The Big Squid

by digby

Bethany McLean is the business writers who had the temerity to question why Enron was speaking gibberish on analyst calls back before their ignominious fall from grace. She was dismissed by all the MOUs of course. How silly of her to wonder why nothing these people made any sense. They were making muneeeee! Today McLean has a fascinating article in the new Vanity Fair about the Bloodsucking Vampire Squid itself, Goldman Sachs.

My favorite thing is that despite everything, they seem to have convinced themselves that they didn't need to be bailed out by the government last fall --- that they were doing just fine. In fact, they seem to believe that they were innocent bystanders, good samaritans actually, who are getting a bad rap. And it couldn't be farther from the truth:

It’s hard to find anyone outside the firm who doesn’t see this as revisionist history. Combine that with further proof of Goldman’s worldview—namely, the huge amount of money its people will earn this year ($16.7 billion has already been set aside for compensation, which could translate into an average of $700,000 per Goldman employee)—and you get rage. Widespread rage. “Complete crap,” says a senior financier, about Goldman not needing the government’s help. “It is a bunch of bullshit,” says a former Goldman Sachs managing director.
Well. One wonders if Goldman employees are packing heat these days because they are afraid of the peasants with pitchforks or their fellow bankers:

“I just wrote my first reference for a gun permit,” said a friend, who told me of swearing to the good character of a Goldman Sachs Group Inc. banker who applied to the local police for a permit to buy a pistol. The banker had told this friend of mine that senior Goldman people have loaded up on firearms and are now equipped to defend themselves if there is a populist uprising against the bank.
These guys really are something aren't they? First they seem to actually believe that "populists" are coming to take over their bank and second that they could "defend" it with pistols. Good God, these people really do think they are John Galt, don't they?

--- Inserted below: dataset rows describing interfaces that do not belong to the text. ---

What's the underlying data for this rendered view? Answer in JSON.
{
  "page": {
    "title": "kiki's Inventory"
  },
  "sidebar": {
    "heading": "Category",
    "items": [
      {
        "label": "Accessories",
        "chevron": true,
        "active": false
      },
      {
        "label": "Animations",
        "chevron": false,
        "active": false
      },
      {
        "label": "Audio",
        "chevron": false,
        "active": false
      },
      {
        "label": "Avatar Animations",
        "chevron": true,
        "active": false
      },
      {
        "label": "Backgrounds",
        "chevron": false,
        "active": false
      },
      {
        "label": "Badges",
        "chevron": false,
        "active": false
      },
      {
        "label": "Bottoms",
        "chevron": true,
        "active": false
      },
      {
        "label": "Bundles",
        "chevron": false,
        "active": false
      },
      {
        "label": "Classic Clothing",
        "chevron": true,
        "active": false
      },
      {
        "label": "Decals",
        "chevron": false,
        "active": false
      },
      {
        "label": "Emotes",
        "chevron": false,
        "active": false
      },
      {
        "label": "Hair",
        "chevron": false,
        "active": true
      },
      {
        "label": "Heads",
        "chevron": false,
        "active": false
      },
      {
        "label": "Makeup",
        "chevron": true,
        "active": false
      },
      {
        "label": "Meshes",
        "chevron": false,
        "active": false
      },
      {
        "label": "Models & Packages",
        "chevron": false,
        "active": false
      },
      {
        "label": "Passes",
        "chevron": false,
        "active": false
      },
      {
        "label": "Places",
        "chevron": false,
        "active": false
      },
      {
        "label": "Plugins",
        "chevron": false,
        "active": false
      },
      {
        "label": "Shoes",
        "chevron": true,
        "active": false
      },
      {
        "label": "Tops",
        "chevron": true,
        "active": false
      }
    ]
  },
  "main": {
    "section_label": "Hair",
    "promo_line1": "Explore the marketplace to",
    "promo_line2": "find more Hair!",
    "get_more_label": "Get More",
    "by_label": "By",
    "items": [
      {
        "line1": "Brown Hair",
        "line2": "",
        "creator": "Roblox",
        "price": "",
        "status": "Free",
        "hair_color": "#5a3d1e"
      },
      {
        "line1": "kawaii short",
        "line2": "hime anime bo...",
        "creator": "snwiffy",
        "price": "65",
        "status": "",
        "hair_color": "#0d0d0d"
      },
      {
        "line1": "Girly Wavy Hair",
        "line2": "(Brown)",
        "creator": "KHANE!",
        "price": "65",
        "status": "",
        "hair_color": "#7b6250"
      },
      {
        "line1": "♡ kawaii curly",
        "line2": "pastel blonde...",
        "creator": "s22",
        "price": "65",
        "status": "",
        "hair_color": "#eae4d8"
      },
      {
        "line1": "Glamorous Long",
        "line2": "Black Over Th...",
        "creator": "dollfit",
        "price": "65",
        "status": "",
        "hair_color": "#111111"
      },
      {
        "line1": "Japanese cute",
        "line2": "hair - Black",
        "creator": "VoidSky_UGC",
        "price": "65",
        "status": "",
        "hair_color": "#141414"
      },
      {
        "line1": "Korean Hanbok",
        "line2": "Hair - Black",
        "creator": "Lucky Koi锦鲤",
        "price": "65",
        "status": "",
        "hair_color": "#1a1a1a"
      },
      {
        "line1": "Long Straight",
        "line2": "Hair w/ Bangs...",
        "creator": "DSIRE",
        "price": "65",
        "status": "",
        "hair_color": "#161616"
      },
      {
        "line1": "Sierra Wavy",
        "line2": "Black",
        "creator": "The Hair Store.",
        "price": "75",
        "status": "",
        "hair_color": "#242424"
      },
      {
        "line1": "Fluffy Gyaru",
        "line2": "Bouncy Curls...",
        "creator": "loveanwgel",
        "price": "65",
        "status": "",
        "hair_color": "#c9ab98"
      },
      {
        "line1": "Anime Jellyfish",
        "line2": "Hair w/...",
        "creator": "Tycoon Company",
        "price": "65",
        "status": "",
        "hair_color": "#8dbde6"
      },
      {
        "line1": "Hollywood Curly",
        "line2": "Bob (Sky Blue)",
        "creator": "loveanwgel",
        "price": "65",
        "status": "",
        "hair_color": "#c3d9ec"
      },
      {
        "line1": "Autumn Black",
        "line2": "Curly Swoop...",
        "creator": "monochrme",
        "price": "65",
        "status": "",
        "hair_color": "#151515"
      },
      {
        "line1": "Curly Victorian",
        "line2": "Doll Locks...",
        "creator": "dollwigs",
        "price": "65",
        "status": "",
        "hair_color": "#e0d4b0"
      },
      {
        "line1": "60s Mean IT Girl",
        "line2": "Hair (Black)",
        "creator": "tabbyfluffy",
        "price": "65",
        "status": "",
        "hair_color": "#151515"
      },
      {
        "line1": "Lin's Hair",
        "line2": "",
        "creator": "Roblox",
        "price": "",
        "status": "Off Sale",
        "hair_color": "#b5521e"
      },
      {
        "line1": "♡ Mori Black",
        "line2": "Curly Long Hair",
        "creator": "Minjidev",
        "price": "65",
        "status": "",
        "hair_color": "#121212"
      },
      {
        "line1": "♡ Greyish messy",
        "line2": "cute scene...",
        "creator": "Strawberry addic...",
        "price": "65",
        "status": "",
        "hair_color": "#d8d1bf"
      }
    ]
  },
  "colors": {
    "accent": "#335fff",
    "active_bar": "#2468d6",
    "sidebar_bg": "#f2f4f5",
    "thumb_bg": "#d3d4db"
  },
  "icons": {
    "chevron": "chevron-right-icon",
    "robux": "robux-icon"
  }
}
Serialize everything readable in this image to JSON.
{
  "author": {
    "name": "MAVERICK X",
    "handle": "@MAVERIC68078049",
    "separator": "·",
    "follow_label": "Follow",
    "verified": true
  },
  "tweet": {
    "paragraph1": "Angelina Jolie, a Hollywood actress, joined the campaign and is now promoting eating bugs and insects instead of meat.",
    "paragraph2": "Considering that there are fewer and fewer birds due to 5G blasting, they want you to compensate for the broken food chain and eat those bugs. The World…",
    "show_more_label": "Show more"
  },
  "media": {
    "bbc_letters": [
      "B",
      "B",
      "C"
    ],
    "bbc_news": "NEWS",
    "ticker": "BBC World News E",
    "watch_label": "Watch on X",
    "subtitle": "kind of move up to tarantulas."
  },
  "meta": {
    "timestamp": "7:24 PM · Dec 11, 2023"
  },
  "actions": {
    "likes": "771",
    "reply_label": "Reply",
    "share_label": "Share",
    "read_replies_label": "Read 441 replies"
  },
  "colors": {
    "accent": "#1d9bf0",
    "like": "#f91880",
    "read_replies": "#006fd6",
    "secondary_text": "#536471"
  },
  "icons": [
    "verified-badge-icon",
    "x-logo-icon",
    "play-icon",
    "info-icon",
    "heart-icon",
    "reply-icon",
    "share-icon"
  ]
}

Read the McLean article if you have time. It's fascinating. It would seem tht the magic of Goldman is that they are very, very smart and they are so important that they don't have to care about any of their customers, including the vastly wealthy. It ends up looking more like some sort of protection racket than a business. Very interesting stuff.